ProFuturo and the Organisation of American States (OAS) held an event on to present the interactive map and report with the best practices in digital education in Latin America and the Caribbean identified from the call we launched last August.
The hybrid event, based in Bogotá (Colombia is the country with the most selected practices), presented the results of the mapping, that can be discovered in an interactive map in English and Spanish hosted on the OAS Educational Portal, which includes the 118 practices that stand out for their innovation and in a report that delves into 30 of them called “Digital Education in the Americas: Best Practices to Inspire”.
1st Mapping of Best Practices in Digital Education in the Americas
The project, developed within the framework of the OAS – ProFuturo alliance, seeks to highlight practices that contribute to improving the educational quality in Latin America and the Caribbean by addressing the main post-pandemic educational challenges and serve as a reference in the context of the return to face-to-face schooling.
Among other criteria, the approach based on human rights and equity, the level of innovation, the capacity to be sustainable over time and replicable in other contexts, as well as the integration of technologies that favour the involvement of students with the school, the recovery of learning or the development of competences have been assessed.
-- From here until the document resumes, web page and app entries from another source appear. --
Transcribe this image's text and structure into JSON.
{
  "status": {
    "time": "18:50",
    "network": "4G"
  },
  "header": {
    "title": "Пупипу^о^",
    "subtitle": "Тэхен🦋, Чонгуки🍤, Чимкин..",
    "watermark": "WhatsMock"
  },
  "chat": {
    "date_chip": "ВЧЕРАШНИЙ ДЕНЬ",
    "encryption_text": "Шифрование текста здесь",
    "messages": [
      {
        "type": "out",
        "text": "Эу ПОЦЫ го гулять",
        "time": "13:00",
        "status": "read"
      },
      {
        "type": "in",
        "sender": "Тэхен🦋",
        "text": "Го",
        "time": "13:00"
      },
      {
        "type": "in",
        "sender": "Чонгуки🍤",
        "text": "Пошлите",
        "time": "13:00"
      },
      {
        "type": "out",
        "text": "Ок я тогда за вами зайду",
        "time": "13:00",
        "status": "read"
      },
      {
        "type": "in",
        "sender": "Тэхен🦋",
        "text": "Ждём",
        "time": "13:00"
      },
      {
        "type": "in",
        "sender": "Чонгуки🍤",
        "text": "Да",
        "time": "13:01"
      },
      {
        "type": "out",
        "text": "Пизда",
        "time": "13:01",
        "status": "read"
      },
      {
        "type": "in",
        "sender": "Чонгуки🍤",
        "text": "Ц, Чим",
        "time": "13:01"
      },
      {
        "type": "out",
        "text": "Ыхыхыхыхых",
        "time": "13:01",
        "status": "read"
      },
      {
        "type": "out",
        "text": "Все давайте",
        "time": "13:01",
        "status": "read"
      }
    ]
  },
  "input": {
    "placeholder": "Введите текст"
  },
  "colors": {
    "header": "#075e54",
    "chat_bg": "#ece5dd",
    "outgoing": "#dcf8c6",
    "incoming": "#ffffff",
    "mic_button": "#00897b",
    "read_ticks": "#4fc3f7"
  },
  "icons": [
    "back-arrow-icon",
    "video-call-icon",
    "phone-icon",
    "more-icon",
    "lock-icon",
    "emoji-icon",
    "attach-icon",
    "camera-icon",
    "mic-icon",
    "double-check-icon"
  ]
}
🗣️@MagdalenaBrier, directora general de ProFuturo: "Tanto el programa ProFuturo, como las Buenas Prácticas que hoy conoceremos, son iniciativas que ofrecen conocimiento y aprendizajes para ser replicadas y escaladas"— @Profuturo_ (@ProFuturo_) April 26, 2023
📍https://t.co/glbgU1QHI1#EducarTransforma #EducaciónDigital pic.twitter.com/PKd24kJnRb
“This mapping is a necessary first step to record innovative and scalable pedagogical practices that make possible a movement of continuous, global and local improvement for the essential transformation of teaching-learning processes in the region through the empowerment of teachers, school principals and families,” says Javier González Casado, spokesperson for ProFuturo and member of the practices’ evaluation committee, in which the Inter-American Network of Teacher Education (RIED) and independent references in the field of educational innovation have also participated.
“Education in Latin America is full of hidden treasures,” says Axel Rivas, Argentinean researcher, teacher, writer and member of the evaluation committee of the practices, who also directs the School of Education at the University of San Andrés (UdeSA). “This map is a way of recognising the daily efforts of countless educators to generate alternatives to guarantee the right to education and to use digital technologies in a pedagogical sense,” he concludes.